MediaShift blogger Mark Glaser’s version  of how journalists will write stories in the future consists of using social networking sites like Reddit and Digg, but regularly, almost replacing on of the crucial jobs of the editor and reporter. There will be even more user/reader participation as well. Sites like Poynter are even providing story ideas for journalists that they can localize.  These sites are basically doing the work for us! It will be exciting to see if the future of finding stories turns out the way Glaser predicts.

However, once you do have a story idea, it is important that you do any necessary research for it. Sources will appreciate that you took the time out to look into what you’re reporting on. John Wihbey of Journalist’s Resource says thorough research can make for a thought-out, well-written piece, and he actually provides great resources to help budding reporters out with this. In addition, Al Tompkins of Poynter also explains different terminology related to such topics as economics, politics or whatever else you are writing about, because we know every now and then we get stories on a subject we are pretty much clueless on. If we journalists are more informed on the subjects we are writing about, we will have less fact errors in our stories, therefore raising our credibility as reporters.

Conclusion: You don’t really have an excuse to come back to your editor without any ideas. If you ever groan, “I can’t find a story!” that’s just (excuse my language) bullshit.

 

Story Ideas (these would be for a Gainesville, Fla. newspaper):

1. I recently read a story about CNN poll stating that Mitt Romney’s popularity is fading. Since he won the Florida primary, I could localize this by interviewing the chairman of the Alachua County Republicans and political science professors who specialize in elections at UF, asking them why they think this is and what this could mean for Romney’s campaign. Since Gainesville is in Alachua County, a blue county in a sea of red ones, I think this would be interesting to Gainesville citizens. The 2012 election is an ongoing spewer of news right now, and people are trying to determine who would be the best Republican candidate to run against President Obama. There would probably just be an AP photo of Romney, since this is more of a national story. It could probably be about 10 inches. I’m not sure how different the story could look online, except maybe there could be a video in which Gainesville citizens are asked questions on how they feel about Romney running for the Republican candidacy.

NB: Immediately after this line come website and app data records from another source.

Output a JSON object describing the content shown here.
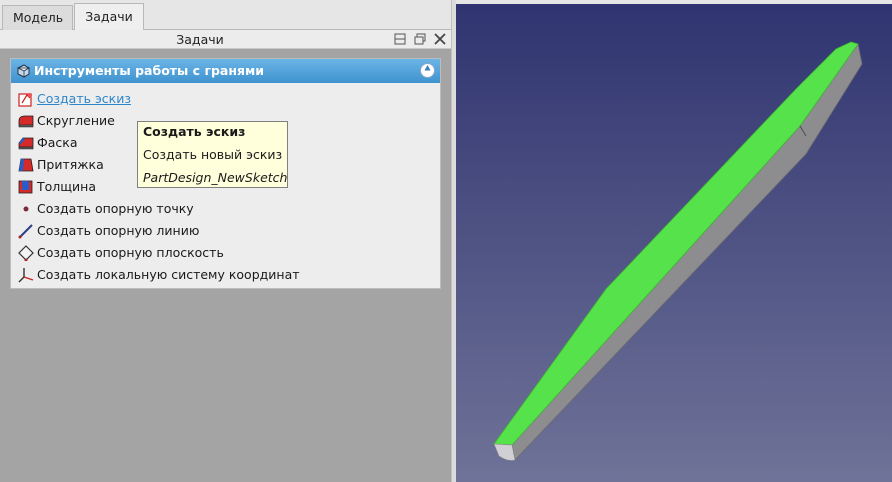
{
  "tabs": {
    "model_label": "Модель",
    "tasks_label": "Задачи"
  },
  "panel": {
    "title": "Задачи"
  },
  "task_box": {
    "title": "Инструменты работы с гранями",
    "items": [
      {
        "label": "Создать эскиз",
        "icon": "sketch-icon"
      },
      {
        "label": "Скругление",
        "icon": "fillet-icon"
      },
      {
        "label": "Фаска",
        "icon": "chamfer-icon"
      },
      {
        "label": "Притяжка",
        "icon": "draft-icon"
      },
      {
        "label": "Толщина",
        "icon": "thickness-icon"
      },
      {
        "label": "Создать опорную точку",
        "icon": "datum-point-icon"
      },
      {
        "label": "Создать опорную линию",
        "icon": "datum-line-icon"
      },
      {
        "label": "Создать опорную плоскость",
        "icon": "datum-plane-icon"
      },
      {
        "label": "Создать локальную систему координат",
        "icon": "local-cs-icon"
      }
    ]
  },
  "tooltip": {
    "title": "Создать эскиз",
    "description": "Создать новый эскиз",
    "command": "PartDesign_NewSketch"
  },
  "colors": {
    "face_selected": "#55e24a",
    "body_gray": "#8d8d90",
    "box_header": "#4a9fd8",
    "view_top": "#303470",
    "view_bottom": "#6f7398"
  }
}
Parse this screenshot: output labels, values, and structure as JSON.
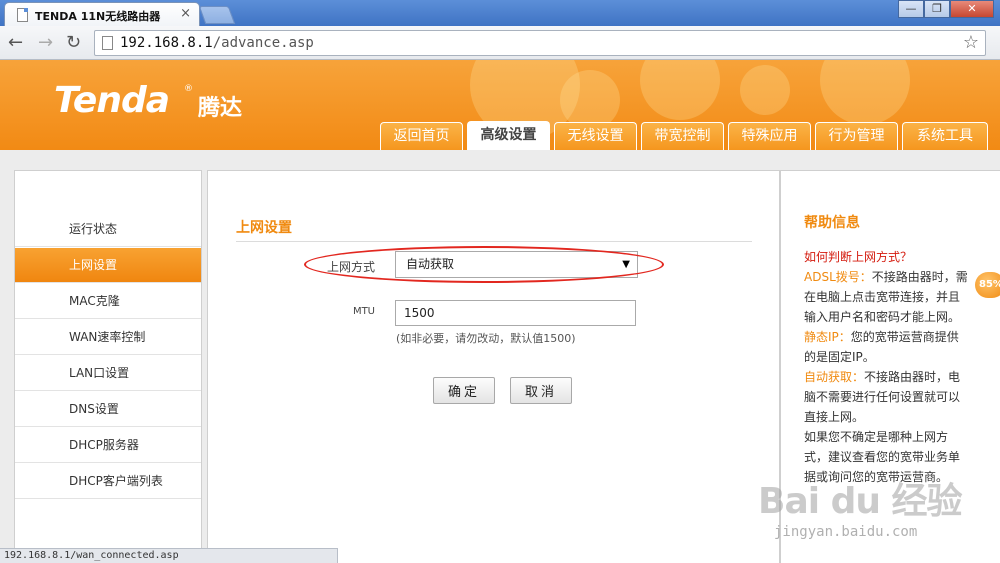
{
  "browser": {
    "tab_title": "TENDA 11N无线路由器",
    "tab_close": "×",
    "url_host": "192.168.8.1",
    "url_path": "/advance.asp",
    "minimize": "—",
    "restore": "❐",
    "close": "✕",
    "back": "←",
    "forward": "→",
    "reload": "↻",
    "star": "☆"
  },
  "header": {
    "logo": "Tenda",
    "logo_cn": "腾达",
    "reg_mark": "®",
    "tabs": [
      "返回首页",
      "高级设置",
      "无线设置",
      "带宽控制",
      "特殊应用",
      "行为管理",
      "系统工具"
    ],
    "active_tab": "高级设置"
  },
  "sidebar": {
    "items": [
      "运行状态",
      "上网设置",
      "MAC克隆",
      "WAN速率控制",
      "LAN口设置",
      "DNS设置",
      "DHCP服务器",
      "DHCP客户端列表"
    ],
    "active_item": "上网设置"
  },
  "main": {
    "section_title": "上网设置",
    "connection_label": "上网方式",
    "connection_value": "自动获取",
    "select_arrow": "▼",
    "mtu_label": "MTU",
    "mtu_value": "1500",
    "mtu_hint": "(如非必要，请勿改动，默认值1500)",
    "ok_button": "确定",
    "cancel_button": "取消"
  },
  "help": {
    "title": "帮助信息",
    "question": "如何判断上网方式？",
    "adsl_key": "ADSL拨号：",
    "adsl_text": "不接路由器时，需在电脑上点击宽带连接，并且输入用户名和密码才能上网。",
    "static_key": "静态IP：",
    "static_text": "您的宽带运营商提供的是固定IP。",
    "dhcp_key": "自动获取：",
    "dhcp_text": "不接路由器时，电脑不需要进行任何设置就可以直接上网。",
    "unsure_text": "如果您不确定是哪种上网方式，建议查看您的宽带业务单据或询问您的宽带运营商。"
  },
  "badge": "85%",
  "status_bar": "192.168.8.1/wan_connected.asp",
  "watermark": {
    "main": "Bai du 经验",
    "sub": "jingyan.baidu.com"
  },
  "colors": {
    "brand_orange": "#f28a14",
    "highlight_red": "#e2271f",
    "help_question_red": "#d41b0e"
  }
}
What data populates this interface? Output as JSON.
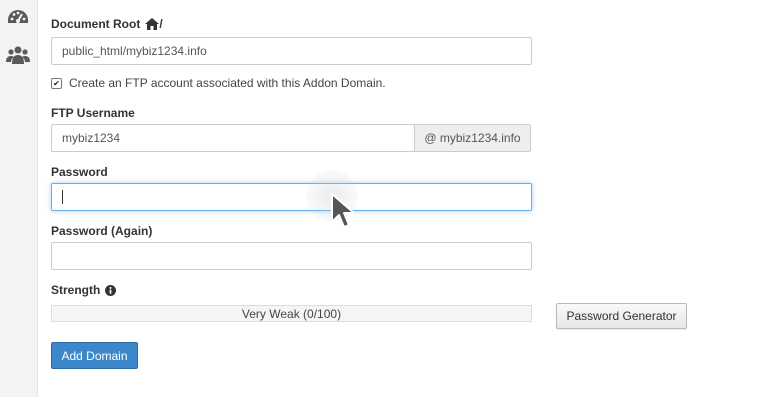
{
  "sidebar": {
    "items": [
      {
        "icon": "dashboard-icon"
      },
      {
        "icon": "users-icon"
      }
    ]
  },
  "form": {
    "document_root": {
      "label": "Document Root",
      "suffix": "/",
      "value": "public_html/mybiz1234.info"
    },
    "ftp_checkbox": {
      "checked": true,
      "label": "Create an FTP account associated with this Addon Domain."
    },
    "ftp_username": {
      "label": "FTP Username",
      "value": "mybiz1234",
      "domain_addon": "@ mybiz1234.info"
    },
    "password": {
      "label": "Password",
      "value": ""
    },
    "password_again": {
      "label": "Password (Again)",
      "value": ""
    },
    "strength": {
      "label": "Strength",
      "meter_text": "Very Weak (0/100)",
      "score": 0
    },
    "password_generator_label": "Password Generator",
    "add_domain_label": "Add Domain"
  },
  "colors": {
    "primary": "#3c87c9",
    "focus": "#66afe9"
  }
}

2. A feature on hazing. With the recent Alpha Phi Alpha hazing incident, in addition to the FAMU hazing that ended in a student’s death,   I think a story on how hazing affects fraternity (and maybe even sorority) life at UF. Even though this could be a controversial story, since technically hazing is prohibited in any sort of Greek life at UF, this may be able to help uncover which houses are hazing and how it can be stopped. Among people interviewed could be the student who was hazed at UF, Bernie Machen, the president of the UFIC (Interfraternity Council) and certain members of fraternities. Hopefully through these brothers we could hear about how hazing has affected them as people and how serious of an issue it is. This would be a bit of a longer story, maybe about 20 inches, and could include pictures of Greek houses, since the fraternities probably wouldn’t let a reporter in on their brotherly activities. Maybe we could include half the story in print and then show the rest of the story on the newspaper’s website so people would be forced to check out our online features. These could include a video slideshow of pictures of fraternity activities with voiceover from an interviewee.